A relative of mine who lives in Texas was venting about Mexican-Americans. We had been writing back and forth about immigration reform, and she expressed frustration particularly over issues of language and national identity.
At one point it dawned on me to ask, â€œHow many Mexicans do you know personally?â€
My point is not to single out my relative. I havenâ€™t befriended any Tea Partiers, and they make my blood boil in the same way. No, this simply came to mind with the enactment of the immigration law in Arizona and the firestorm surrounding it. The point here is to ask a question:
Who is talking in the Southwest? More important, whoâ€™s listening?
What would they find out? If they talked with my relative, Latinos would hear why Texansâ€™ ardent patriotismâ€”perhaps a product of their unique historyâ€”makes it hard to swallow Mexican-Americansâ€™ self-identifying as Mexican (and not American). They might hear about the Anglos who canâ€™t find work in the Southwest because they donâ€™t speak Spanish.
On the other side, Anglos might hear how extraordinarily difficult it is to learn English, how the economic hardship that brought many Mexicans here plagues them still, how humiliating it is to be stopped for DWL (driving while Latino).
These are guesses. I live in the Northeast, so I donâ€™t see the struggles of these folks every day. What I have seen, in my own life, is how my preconceptions of a group melt away when I come face to face with a member of that group. My friendship with Frank changed my thinking about gay people. My friendship with Jane cleared away misconceptions about born-again Christians.

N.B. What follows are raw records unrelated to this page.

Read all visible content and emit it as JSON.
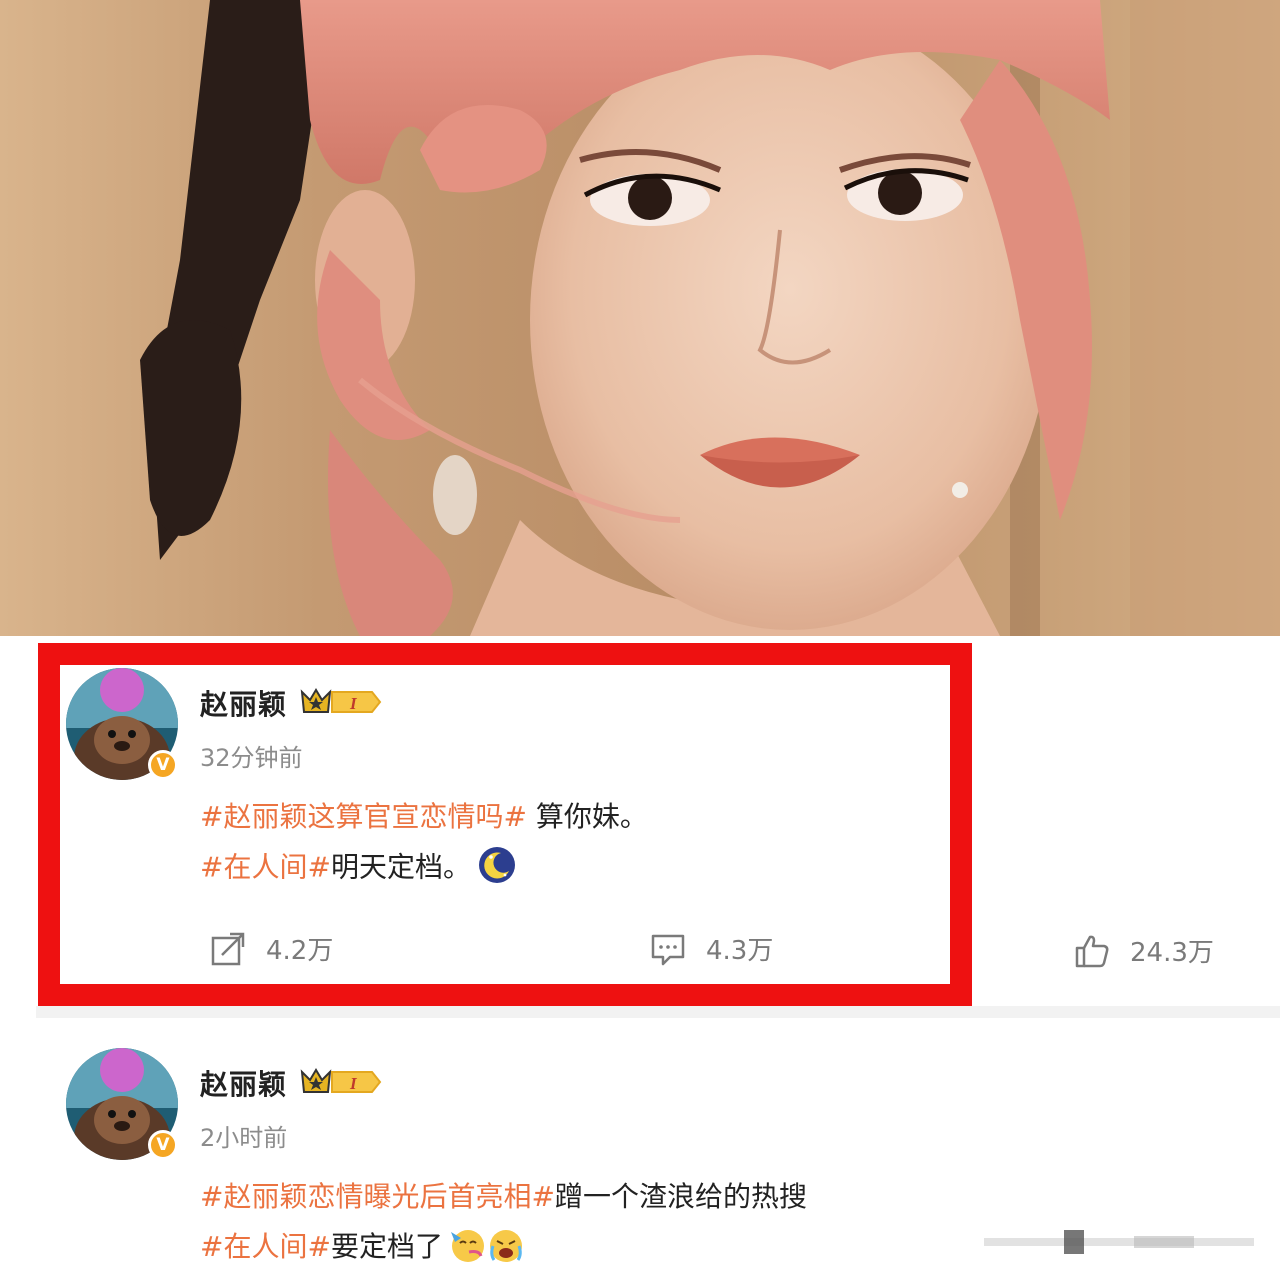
{
  "photo": {
    "description_icon": "portrait-photo"
  },
  "posts": [
    {
      "author": "赵丽颖",
      "time": "32分钟前",
      "line1": {
        "tag": "#赵丽颖这算官宣恋情吗#",
        "text": " 算你妹。"
      },
      "line2": {
        "tag": "#在人间#",
        "text": "明天定档。"
      },
      "actions": {
        "repost": "4.2万",
        "comment": "4.3万",
        "like": "24.3万"
      }
    },
    {
      "author": "赵丽颖",
      "time": "2小时前",
      "line1": {
        "tag": "#赵丽颖恋情曝光后首亮相#",
        "text": "蹭一个渣浪给的热搜"
      },
      "line2": {
        "tag": "#在人间#",
        "text": "要定档了"
      }
    }
  ],
  "badge_text": "V",
  "colors": {
    "highlight": "#ee1111",
    "tag": "#eb7340",
    "verified": "#f5a623"
  }
}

I ran a cursory Google search to find out whoâ€™s talking in the Southwest, but it came up empty. What have you heard? Are you aware of dialogue between Anglos and Latinos in Arizona, Texas, California, New Mexico? What kind of progress are they making? Click on Comments beneath this post and let us know.